Virtually every client I talk with today wants to know more about digital labor. Initially they see it as a way to reduce costs but over time they hope to find broader benefits. For example, organizations can get better-quality work when human error is reduced by software-coded “bots,” while these robots working 24/7 free individuals (theoretically) to do more strategic work than in the past.
But potential advantages can camouflage other challenges. In many ways digital labor is similar to business and information technology outsourcing and raises similar questions, such as:
It’s one thing for machines to take the lead in decision making but quite another when they are allowed to remove humans from making final decisions. As cognitive solutions become more sophisticated, business leaders must ensure that the following guidelines are followed:

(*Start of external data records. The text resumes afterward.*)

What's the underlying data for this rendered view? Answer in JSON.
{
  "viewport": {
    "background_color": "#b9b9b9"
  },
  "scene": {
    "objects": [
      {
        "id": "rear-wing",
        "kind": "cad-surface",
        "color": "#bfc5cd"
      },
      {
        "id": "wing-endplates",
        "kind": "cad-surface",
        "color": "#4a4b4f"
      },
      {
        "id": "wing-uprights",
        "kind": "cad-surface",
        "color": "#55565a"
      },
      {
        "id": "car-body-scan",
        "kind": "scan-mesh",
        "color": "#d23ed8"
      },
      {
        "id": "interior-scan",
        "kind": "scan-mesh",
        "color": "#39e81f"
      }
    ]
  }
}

Robotic process automation and cognitive technologies are evolving much faster than most predicted, but this is the reality of today’s market. The winners will be vendors, service providers and end-user organizations that can most efficiently and best integrate emerging automation technologies and can also clearly understand the potential that lies at the core of digital labor: the humanity to create new and better lives.
In this inaugural edition of KPMG’s Anticipate podcast series, Robert Bolton explores the cognitive automation revolution; its implications on...